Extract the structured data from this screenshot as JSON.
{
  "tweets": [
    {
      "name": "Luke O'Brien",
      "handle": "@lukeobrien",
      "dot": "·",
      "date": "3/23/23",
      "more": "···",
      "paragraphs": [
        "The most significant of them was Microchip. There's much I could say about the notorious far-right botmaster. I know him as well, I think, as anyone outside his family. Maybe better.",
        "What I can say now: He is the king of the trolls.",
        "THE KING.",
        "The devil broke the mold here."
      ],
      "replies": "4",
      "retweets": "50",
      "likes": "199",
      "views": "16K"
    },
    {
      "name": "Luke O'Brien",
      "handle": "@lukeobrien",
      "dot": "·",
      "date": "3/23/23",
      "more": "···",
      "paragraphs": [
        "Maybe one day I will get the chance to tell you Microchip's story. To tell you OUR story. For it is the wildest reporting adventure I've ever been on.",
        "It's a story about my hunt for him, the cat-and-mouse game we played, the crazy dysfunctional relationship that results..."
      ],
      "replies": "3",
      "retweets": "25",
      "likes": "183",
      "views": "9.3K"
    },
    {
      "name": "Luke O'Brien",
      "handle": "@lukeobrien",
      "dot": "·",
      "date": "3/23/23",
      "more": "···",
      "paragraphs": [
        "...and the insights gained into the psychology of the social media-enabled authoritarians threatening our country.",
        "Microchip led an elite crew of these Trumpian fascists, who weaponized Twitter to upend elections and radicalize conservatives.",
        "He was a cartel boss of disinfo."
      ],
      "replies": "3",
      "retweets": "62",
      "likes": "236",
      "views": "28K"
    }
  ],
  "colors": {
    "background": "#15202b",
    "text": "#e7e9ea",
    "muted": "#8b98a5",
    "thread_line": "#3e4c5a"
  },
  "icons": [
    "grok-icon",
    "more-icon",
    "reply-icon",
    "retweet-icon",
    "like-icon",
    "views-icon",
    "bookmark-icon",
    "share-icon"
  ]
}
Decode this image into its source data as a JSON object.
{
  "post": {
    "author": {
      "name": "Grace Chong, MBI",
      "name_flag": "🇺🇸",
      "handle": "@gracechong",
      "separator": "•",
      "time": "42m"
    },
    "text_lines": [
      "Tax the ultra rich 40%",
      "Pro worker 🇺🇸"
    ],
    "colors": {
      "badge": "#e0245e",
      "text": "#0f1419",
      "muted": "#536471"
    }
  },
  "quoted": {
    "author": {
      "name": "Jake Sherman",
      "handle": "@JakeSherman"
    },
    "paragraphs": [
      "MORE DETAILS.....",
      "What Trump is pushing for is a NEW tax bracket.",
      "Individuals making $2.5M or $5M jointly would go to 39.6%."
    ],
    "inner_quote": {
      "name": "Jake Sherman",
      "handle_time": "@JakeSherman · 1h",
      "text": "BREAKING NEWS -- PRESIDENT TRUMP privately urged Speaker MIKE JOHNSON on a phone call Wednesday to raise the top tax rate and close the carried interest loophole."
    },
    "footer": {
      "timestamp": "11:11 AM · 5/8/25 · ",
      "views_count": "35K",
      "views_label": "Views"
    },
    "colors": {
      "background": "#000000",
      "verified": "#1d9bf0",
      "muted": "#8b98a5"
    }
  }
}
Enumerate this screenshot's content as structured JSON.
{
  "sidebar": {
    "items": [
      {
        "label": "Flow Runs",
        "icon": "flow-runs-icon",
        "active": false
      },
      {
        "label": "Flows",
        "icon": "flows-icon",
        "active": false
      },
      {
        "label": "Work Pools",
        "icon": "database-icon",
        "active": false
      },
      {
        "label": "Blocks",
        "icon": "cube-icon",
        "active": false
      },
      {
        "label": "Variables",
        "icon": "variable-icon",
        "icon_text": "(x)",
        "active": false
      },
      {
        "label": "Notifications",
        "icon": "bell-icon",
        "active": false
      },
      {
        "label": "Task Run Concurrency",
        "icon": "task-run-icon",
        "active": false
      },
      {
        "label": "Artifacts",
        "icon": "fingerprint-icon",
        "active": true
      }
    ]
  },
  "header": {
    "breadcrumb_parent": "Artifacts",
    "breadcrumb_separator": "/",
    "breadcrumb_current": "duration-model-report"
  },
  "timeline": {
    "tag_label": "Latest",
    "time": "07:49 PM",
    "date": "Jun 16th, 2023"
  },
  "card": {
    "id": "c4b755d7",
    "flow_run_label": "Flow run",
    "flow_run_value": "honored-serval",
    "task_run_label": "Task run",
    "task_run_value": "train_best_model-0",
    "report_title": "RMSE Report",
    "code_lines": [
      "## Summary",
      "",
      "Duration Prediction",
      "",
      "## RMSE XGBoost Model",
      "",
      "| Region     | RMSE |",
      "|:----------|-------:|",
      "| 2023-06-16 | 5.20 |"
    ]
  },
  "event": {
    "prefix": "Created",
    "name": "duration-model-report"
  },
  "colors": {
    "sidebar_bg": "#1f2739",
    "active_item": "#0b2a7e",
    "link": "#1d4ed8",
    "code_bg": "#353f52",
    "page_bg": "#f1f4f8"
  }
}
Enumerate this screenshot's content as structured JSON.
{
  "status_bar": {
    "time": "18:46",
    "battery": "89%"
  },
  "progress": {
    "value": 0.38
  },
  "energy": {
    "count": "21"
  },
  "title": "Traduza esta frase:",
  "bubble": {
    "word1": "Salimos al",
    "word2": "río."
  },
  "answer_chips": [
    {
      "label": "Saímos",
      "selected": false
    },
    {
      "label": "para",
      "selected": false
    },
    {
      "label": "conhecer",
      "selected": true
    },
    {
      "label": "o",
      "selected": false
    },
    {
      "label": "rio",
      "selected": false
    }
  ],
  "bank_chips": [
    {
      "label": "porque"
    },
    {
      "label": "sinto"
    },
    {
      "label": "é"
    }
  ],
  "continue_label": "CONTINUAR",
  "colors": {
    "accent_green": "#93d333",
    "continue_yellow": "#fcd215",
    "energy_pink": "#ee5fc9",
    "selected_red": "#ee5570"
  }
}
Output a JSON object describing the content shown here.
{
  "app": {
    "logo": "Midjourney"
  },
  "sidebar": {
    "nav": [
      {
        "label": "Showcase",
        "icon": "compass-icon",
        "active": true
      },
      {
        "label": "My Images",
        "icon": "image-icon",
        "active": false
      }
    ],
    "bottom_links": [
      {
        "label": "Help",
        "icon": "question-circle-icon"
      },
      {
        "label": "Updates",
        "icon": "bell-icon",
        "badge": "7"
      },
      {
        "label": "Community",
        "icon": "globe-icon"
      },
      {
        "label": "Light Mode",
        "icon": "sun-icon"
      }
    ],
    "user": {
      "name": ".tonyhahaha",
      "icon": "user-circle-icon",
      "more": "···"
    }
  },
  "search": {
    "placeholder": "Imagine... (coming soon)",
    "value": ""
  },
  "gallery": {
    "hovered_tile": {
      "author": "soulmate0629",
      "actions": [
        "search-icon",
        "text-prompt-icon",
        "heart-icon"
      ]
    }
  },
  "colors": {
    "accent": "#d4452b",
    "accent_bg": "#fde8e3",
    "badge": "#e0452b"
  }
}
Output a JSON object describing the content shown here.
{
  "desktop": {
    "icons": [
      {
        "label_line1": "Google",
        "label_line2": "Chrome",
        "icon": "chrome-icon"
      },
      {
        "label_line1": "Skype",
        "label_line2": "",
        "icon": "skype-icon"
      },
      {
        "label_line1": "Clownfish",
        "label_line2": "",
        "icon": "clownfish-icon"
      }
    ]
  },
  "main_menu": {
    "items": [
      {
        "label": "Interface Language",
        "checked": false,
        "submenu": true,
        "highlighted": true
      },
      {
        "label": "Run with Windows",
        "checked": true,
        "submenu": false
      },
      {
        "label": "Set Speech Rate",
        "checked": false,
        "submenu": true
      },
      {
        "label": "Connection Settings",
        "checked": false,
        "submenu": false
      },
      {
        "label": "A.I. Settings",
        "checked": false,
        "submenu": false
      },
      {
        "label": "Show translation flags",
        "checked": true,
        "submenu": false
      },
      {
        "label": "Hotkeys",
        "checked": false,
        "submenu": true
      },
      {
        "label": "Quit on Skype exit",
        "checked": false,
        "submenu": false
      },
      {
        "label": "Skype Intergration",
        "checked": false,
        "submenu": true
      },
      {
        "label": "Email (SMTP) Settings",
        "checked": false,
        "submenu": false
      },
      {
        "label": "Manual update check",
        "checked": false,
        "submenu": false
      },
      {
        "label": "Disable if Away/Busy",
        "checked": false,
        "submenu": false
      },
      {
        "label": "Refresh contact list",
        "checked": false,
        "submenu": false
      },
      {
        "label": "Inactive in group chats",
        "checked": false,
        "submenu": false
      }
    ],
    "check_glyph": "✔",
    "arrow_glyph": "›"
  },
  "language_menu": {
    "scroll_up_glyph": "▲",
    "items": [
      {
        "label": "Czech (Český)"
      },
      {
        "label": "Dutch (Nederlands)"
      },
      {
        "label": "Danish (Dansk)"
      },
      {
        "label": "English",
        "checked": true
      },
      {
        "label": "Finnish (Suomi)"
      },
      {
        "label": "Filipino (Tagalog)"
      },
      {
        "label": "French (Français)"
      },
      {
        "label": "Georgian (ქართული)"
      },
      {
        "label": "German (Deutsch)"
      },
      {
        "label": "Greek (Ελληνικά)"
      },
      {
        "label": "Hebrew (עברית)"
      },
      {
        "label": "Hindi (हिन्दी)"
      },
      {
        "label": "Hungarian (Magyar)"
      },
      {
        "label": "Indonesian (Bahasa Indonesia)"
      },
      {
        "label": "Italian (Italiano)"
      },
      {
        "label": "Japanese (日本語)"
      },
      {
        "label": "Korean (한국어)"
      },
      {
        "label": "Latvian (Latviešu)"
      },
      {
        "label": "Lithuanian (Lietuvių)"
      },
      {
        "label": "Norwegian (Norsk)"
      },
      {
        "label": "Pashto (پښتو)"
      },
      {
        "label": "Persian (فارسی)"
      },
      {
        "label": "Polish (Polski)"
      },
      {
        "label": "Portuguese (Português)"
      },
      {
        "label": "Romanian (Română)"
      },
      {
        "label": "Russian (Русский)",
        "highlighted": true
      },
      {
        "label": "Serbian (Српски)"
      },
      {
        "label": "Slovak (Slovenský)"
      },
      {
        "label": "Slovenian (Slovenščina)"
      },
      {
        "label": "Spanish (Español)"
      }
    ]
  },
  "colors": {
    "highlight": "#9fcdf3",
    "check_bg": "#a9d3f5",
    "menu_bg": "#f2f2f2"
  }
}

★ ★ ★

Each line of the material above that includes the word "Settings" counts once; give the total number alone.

* Response below:
3